* WORK ORDER
All entries below are to be reproduced precisely as they stand, without the pictures.
[GIVEN RECORDS Boundary: Start]
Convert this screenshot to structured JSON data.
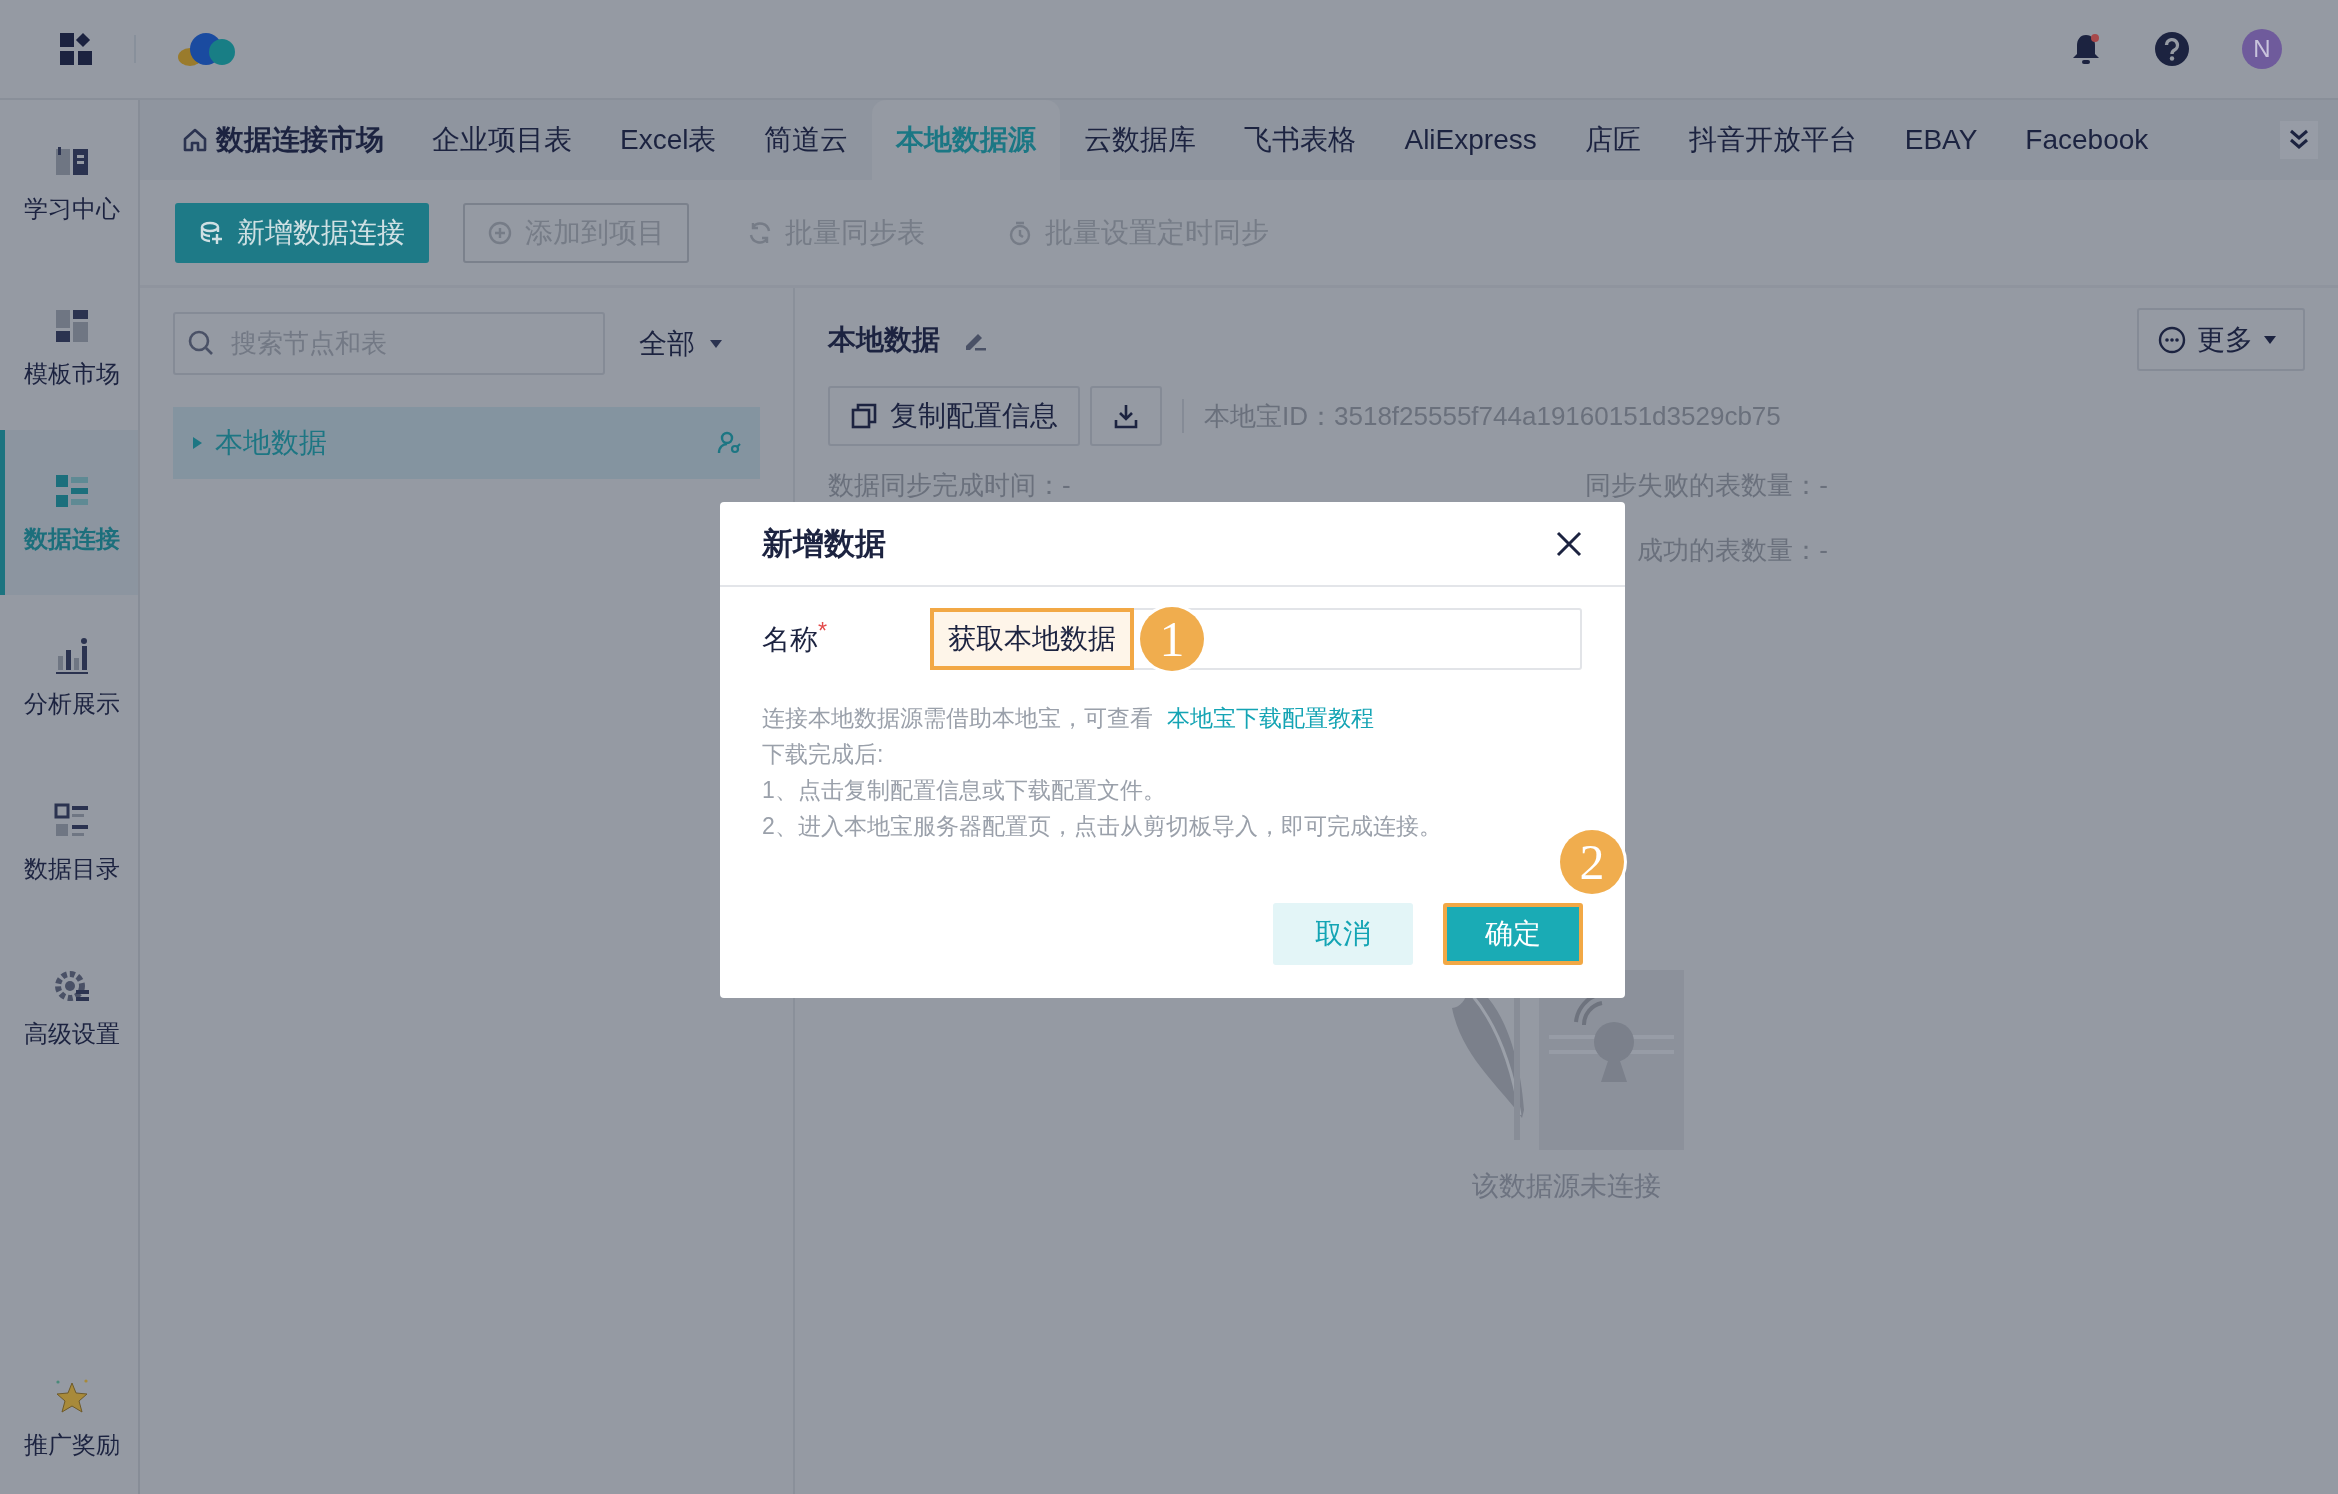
{
  "header": {
    "avatar": "N"
  },
  "sidebar": {
    "items": [
      {
        "label": "学习中心",
        "kind": "book",
        "selected": false
      },
      {
        "label": "模板市场",
        "kind": "template",
        "selected": false
      },
      {
        "label": "数据连接",
        "kind": "connect",
        "selected": true
      },
      {
        "label": "分析展示",
        "kind": "chart",
        "selected": false
      },
      {
        "label": "数据目录",
        "kind": "catalog",
        "selected": false
      },
      {
        "label": "高级设置",
        "kind": "settings",
        "selected": false
      }
    ],
    "footer_item": {
      "label": "推广奖励"
    }
  },
  "tabs": [
    {
      "label": "数据连接市场",
      "kind": "home",
      "selected": false
    },
    {
      "label": "企业项目表",
      "kind": "plain",
      "selected": false
    },
    {
      "label": "Excel表",
      "kind": "plain",
      "selected": false
    },
    {
      "label": "简道云",
      "kind": "plain",
      "selected": false
    },
    {
      "label": "本地数据源",
      "kind": "plain",
      "selected": true
    },
    {
      "label": "云数据库",
      "kind": "plain",
      "selected": false
    },
    {
      "label": "飞书表格",
      "kind": "plain",
      "selected": false
    },
    {
      "label": "AliExpress",
      "kind": "plain",
      "selected": false
    },
    {
      "label": "店匠",
      "kind": "plain",
      "selected": false
    },
    {
      "label": "抖音开放平台",
      "kind": "plain",
      "selected": false
    },
    {
      "label": "EBAY",
      "kind": "plain",
      "selected": false
    },
    {
      "label": "Facebook",
      "kind": "plain",
      "selected": false
    }
  ],
  "toolbar": {
    "buttons": [
      {
        "label": "新增数据连接",
        "kind": "primary",
        "disabled": false
      },
      {
        "label": "添加到项目",
        "kind": "outline",
        "disabled": true
      },
      {
        "label": "批量同步表",
        "kind": "text",
        "disabled": true
      },
      {
        "label": "批量设置定时同步",
        "kind": "text",
        "disabled": true
      }
    ]
  },
  "left_panel": {
    "search": {
      "placeholder": "搜索节点和表"
    },
    "filter": "全部",
    "tree": [
      {
        "label": "本地数据",
        "selected": true,
        "expanded": false
      }
    ]
  },
  "detail": {
    "title": "本地数据",
    "more": "更多",
    "copy_button": "复制配置信息",
    "id_text": "本地宝ID：3518f25555f744a19160151d3529cb75",
    "stats": [
      {
        "text": "数据同步完成时间：-"
      },
      {
        "text": "同步失败的表数量：-"
      },
      {
        "text": "成功的表数量：-"
      }
    ],
    "empty_text": "该数据源未连接"
  },
  "dialog": {
    "title": "新增数据",
    "field": {
      "label": "名称",
      "required_mark": "*",
      "value": "获取本地数据"
    },
    "help": {
      "intro": "连接本地数据源需借助本地宝，可查看",
      "link": "本地宝下载配置教程",
      "lines": [
        "下载完成后:",
        "1、点击复制配置信息或下载配置文件。",
        "2、进入本地宝服务器配置页，点击从剪切板导入，即可完成连接。"
      ]
    },
    "buttons": [
      {
        "label": "取消",
        "kind": "secondary"
      },
      {
        "label": "确定",
        "kind": "primary"
      }
    ],
    "step_marks": [
      "1",
      "2"
    ]
  }
}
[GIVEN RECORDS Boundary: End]
* ANSWER SPACE
Convert this screenshot to structured JSON data.
{
  "header": {
    "avatar": "N"
  },
  "sidebar": {
    "items": [
      {
        "label": "学习中心",
        "kind": "book",
        "selected": false
      },
      {
        "label": "模板市场",
        "kind": "template",
        "selected": false
      },
      {
        "label": "数据连接",
        "kind": "connect",
        "selected": true
      },
      {
        "label": "分析展示",
        "kind": "chart",
        "selected": false
      },
      {
        "label": "数据目录",
        "kind": "catalog",
        "selected": false
      },
      {
        "label": "高级设置",
        "kind": "settings",
        "selected": false
      }
    ],
    "footer_item": {
      "label": "推广奖励"
    }
  },
  "tabs": [
    {
      "label": "数据连接市场",
      "kind": "home",
      "selected": false
    },
    {
      "label": "企业项目表",
      "kind": "plain",
      "selected": false
    },
    {
      "label": "Excel表",
      "kind": "plain",
      "selected": false
    },
    {
      "label": "简道云",
      "kind": "plain",
      "selected": false
    },
    {
      "label": "本地数据源",
      "kind": "plain",
      "selected": true
    },
    {
      "label": "云数据库",
      "kind": "plain",
      "selected": false
    },
    {
      "label": "飞书表格",
      "kind": "plain",
      "selected": false
    },
    {
      "label": "AliExpress",
      "kind": "plain",
      "selected": false
    },
    {
      "label": "店匠",
      "kind": "plain",
      "selected": false
    },
    {
      "label": "抖音开放平台",
      "kind": "plain",
      "selected": false
    },
    {
      "label": "EBAY",
      "kind": "plain",
      "selected": false
    },
    {
      "label": "Facebook",
      "kind": "plain",
      "selected": false
    }
  ],
  "toolbar": {
    "buttons": [
      {
        "label": "新增数据连接",
        "kind": "primary",
        "disabled": false
      },
      {
        "label": "添加到项目",
        "kind": "outline",
        "disabled": true
      },
      {
        "label": "批量同步表",
        "kind": "text",
        "disabled": true
      },
      {
        "label": "批量设置定时同步",
        "kind": "text",
        "disabled": true
      }
    ]
  },
  "left_panel": {
    "search": {
      "placeholder": "搜索节点和表"
    },
    "filter": "全部",
    "tree": [
      {
        "label": "本地数据",
        "selected": true,
        "expanded": false
      }
    ]
  },
  "detail": {
    "title": "本地数据",
    "more": "更多",
    "copy_button": "复制配置信息",
    "id_text": "本地宝ID：3518f25555f744a19160151d3529cb75",
    "stats": [
      {
        "text": "数据同步完成时间：-"
      },
      {
        "text": "同步失败的表数量：-"
      },
      {
        "text": "成功的表数量：-"
      }
    ],
    "empty_text": "该数据源未连接"
  },
  "dialog": {
    "title": "新增数据",
    "field": {
      "label": "名称",
      "required_mark": "*",
      "value": "获取本地数据"
    },
    "help": {
      "intro": "连接本地数据源需借助本地宝，可查看",
      "link": "本地宝下载配置教程",
      "lines": [
        "下载完成后:",
        "1、点击复制配置信息或下载配置文件。",
        "2、进入本地宝服务器配置页，点击从剪切板导入，即可完成连接。"
      ]
    },
    "buttons": [
      {
        "label": "取消",
        "kind": "secondary"
      },
      {
        "label": "确定",
        "kind": "primary"
      }
    ],
    "step_marks": [
      "1",
      "2"
    ]
  }
}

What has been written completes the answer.